_Data records_
________________________________________

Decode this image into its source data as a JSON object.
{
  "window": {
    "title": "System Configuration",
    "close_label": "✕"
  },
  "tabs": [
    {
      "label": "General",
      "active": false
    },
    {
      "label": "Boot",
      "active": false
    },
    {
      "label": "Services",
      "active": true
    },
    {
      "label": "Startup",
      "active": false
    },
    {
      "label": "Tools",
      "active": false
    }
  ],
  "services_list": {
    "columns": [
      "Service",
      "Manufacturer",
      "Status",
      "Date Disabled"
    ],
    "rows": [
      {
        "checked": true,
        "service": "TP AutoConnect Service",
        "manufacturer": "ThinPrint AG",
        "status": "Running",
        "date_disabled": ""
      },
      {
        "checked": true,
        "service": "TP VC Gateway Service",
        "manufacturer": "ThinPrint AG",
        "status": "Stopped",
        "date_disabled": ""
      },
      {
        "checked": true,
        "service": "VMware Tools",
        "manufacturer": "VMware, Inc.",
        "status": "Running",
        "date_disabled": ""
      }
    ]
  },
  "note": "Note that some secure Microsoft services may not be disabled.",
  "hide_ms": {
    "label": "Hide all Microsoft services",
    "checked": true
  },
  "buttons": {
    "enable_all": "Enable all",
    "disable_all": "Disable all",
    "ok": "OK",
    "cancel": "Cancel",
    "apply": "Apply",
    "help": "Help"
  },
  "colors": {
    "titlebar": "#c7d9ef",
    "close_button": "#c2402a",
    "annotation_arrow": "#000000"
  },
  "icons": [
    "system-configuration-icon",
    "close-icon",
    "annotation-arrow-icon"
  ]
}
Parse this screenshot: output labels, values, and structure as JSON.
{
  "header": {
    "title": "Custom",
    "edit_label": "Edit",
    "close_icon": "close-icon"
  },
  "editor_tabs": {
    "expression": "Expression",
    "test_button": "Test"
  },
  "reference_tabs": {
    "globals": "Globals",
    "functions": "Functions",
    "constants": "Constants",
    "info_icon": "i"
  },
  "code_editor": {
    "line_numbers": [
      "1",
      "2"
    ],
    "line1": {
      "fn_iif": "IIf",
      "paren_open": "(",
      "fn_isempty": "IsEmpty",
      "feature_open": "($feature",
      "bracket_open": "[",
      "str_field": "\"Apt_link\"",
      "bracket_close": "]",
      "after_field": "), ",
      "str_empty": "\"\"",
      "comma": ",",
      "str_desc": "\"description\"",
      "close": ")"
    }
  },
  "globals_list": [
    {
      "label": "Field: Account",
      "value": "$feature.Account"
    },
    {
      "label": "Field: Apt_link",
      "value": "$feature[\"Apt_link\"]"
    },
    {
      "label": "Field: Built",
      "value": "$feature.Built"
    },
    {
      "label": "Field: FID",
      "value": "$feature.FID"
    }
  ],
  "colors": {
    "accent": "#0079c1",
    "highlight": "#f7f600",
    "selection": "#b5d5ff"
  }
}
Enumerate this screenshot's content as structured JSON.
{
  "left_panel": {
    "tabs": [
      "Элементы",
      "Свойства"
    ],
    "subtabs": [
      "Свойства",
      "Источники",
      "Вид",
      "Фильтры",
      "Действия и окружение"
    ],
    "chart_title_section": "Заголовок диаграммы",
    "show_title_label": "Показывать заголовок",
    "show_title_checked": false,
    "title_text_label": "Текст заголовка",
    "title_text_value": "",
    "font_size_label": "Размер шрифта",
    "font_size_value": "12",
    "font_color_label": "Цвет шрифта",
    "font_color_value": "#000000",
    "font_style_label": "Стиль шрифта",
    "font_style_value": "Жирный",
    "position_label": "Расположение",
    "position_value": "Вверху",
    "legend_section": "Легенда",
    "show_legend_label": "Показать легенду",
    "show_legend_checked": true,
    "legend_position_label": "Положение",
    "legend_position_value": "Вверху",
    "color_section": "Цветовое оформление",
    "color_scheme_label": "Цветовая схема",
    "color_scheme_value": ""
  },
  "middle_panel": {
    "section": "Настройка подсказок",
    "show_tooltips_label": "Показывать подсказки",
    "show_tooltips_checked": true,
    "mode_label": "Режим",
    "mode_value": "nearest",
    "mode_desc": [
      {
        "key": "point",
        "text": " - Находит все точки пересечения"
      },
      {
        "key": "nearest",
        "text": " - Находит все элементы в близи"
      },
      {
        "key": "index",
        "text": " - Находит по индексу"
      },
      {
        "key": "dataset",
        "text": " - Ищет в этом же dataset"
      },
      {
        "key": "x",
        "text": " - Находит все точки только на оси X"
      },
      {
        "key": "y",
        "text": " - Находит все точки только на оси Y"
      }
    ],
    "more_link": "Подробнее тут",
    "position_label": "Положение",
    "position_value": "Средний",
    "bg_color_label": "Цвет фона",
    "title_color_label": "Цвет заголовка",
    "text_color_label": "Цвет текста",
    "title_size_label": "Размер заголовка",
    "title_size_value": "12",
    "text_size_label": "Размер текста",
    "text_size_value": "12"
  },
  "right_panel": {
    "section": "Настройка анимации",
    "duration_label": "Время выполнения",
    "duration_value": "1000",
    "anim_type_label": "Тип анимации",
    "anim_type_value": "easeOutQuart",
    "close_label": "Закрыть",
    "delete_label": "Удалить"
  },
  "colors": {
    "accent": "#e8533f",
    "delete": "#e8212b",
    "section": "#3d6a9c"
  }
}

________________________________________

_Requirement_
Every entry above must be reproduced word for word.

_Final answer_
Decode this image into its source data as a JSON object.
{
  "window": {
    "title": "System Configuration",
    "close_label": "✕"
  },
  "tabs": [
    {
      "label": "General",
      "active": false
    },
    {
      "label": "Boot",
      "active": false
    },
    {
      "label": "Services",
      "active": true
    },
    {
      "label": "Startup",
      "active": false
    },
    {
      "label": "Tools",
      "active": false
    }
  ],
  "services_list": {
    "columns": [
      "Service",
      "Manufacturer",
      "Status",
      "Date Disabled"
    ],
    "rows": [
      {
        "checked": true,
        "service": "TP AutoConnect Service",
        "manufacturer": "ThinPrint AG",
        "status": "Running",
        "date_disabled": ""
      },
      {
        "checked": true,
        "service": "TP VC Gateway Service",
        "manufacturer": "ThinPrint AG",
        "status": "Stopped",
        "date_disabled": ""
      },
      {
        "checked": true,
        "service": "VMware Tools",
        "manufacturer": "VMware, Inc.",
        "status": "Running",
        "date_disabled": ""
      }
    ]
  },
  "note": "Note that some secure Microsoft services may not be disabled.",
  "hide_ms": {
    "label": "Hide all Microsoft services",
    "checked": true
  },
  "buttons": {
    "enable_all": "Enable all",
    "disable_all": "Disable all",
    "ok": "OK",
    "cancel": "Cancel",
    "apply": "Apply",
    "help": "Help"
  },
  "colors": {
    "titlebar": "#c7d9ef",
    "close_button": "#c2402a",
    "annotation_arrow": "#000000"
  },
  "icons": [
    "system-configuration-icon",
    "close-icon",
    "annotation-arrow-icon"
  ]
}
Parse this screenshot: output labels, values, and structure as JSON.
{
  "header": {
    "title": "Custom",
    "edit_label": "Edit",
    "close_icon": "close-icon"
  },
  "editor_tabs": {
    "expression": "Expression",
    "test_button": "Test"
  },
  "reference_tabs": {
    "globals": "Globals",
    "functions": "Functions",
    "constants": "Constants",
    "info_icon": "i"
  },
  "code_editor": {
    "line_numbers": [
      "1",
      "2"
    ],
    "line1": {
      "fn_iif": "IIf",
      "paren_open": "(",
      "fn_isempty": "IsEmpty",
      "feature_open": "($feature",
      "bracket_open": "[",
      "str_field": "\"Apt_link\"",
      "bracket_close": "]",
      "after_field": "), ",
      "str_empty": "\"\"",
      "comma": ",",
      "str_desc": "\"description\"",
      "close": ")"
    }
  },
  "globals_list": [
    {
      "label": "Field: Account",
      "value": "$feature.Account"
    },
    {
      "label": "Field: Apt_link",
      "value": "$feature[\"Apt_link\"]"
    },
    {
      "label": "Field: Built",
      "value": "$feature.Built"
    },
    {
      "label": "Field: FID",
      "value": "$feature.FID"
    }
  ],
  "colors": {
    "accent": "#0079c1",
    "highlight": "#f7f600",
    "selection": "#b5d5ff"
  }
}
Enumerate this screenshot's content as structured JSON.
{
  "left_panel": {
    "tabs": [
      "Элементы",
      "Свойства"
    ],
    "subtabs": [
      "Свойства",
      "Источники",
      "Вид",
      "Фильтры",
      "Действия и окружение"
    ],
    "chart_title_section": "Заголовок диаграммы",
    "show_title_label": "Показывать заголовок",
    "show_title_checked": false,
    "title_text_label": "Текст заголовка",
    "title_text_value": "",
    "font_size_label": "Размер шрифта",
    "font_size_value": "12",
    "font_color_label": "Цвет шрифта",
    "font_color_value": "#000000",
    "font_style_label": "Стиль шрифта",
    "font_style_value": "Жирный",
    "position_label": "Расположение",
    "position_value": "Вверху",
    "legend_section": "Легенда",
    "show_legend_label": "Показать легенду",
    "show_legend_checked": true,
    "legend_position_label": "Положение",
    "legend_position_value": "Вверху",
    "color_section": "Цветовое оформление",
    "color_scheme_label": "Цветовая схема",
    "color_scheme_value": ""
  },
  "middle_panel": {
    "section": "Настройка подсказок",
    "show_tooltips_label": "Показывать подсказки",
    "show_tooltips_checked": true,
    "mode_label": "Режим",
    "mode_value": "nearest",
    "mode_desc": [
      {
        "key": "point",
        "text": " - Находит все точки пересечения"
      },
      {
        "key": "nearest",
        "text": " - Находит все элементы в близи"
      },
      {
        "key": "index",
        "text": " - Находит по индексу"
      },
      {
        "key": "dataset",
        "text": " - Ищет в этом же dataset"
      },
      {
        "key": "x",
        "text": " - Находит все точки только на оси X"
      },
      {
        "key": "y",
        "text": " - Находит все точки только на оси Y"
      }
    ],
    "more_link": "Подробнее тут",
    "position_label": "Положение",
    "position_value": "Средний",
    "bg_color_label": "Цвет фона",
    "title_color_label": "Цвет заголовка",
    "text_color_label": "Цвет текста",
    "title_size_label": "Размер заголовка",
    "title_size_value": "12",
    "text_size_label": "Размер текста",
    "text_size_value": "12"
  },
  "right_panel": {
    "section": "Настройка анимации",
    "duration_label": "Время выполнения",
    "duration_value": "1000",
    "anim_type_label": "Тип анимации",
    "anim_type_value": "easeOutQuart",
    "close_label": "Закрыть",
    "delete_label": "Удалить"
  },
  "colors": {
    "accent": "#e8533f",
    "delete": "#e8212b",
    "section": "#3d6a9c"
  }
}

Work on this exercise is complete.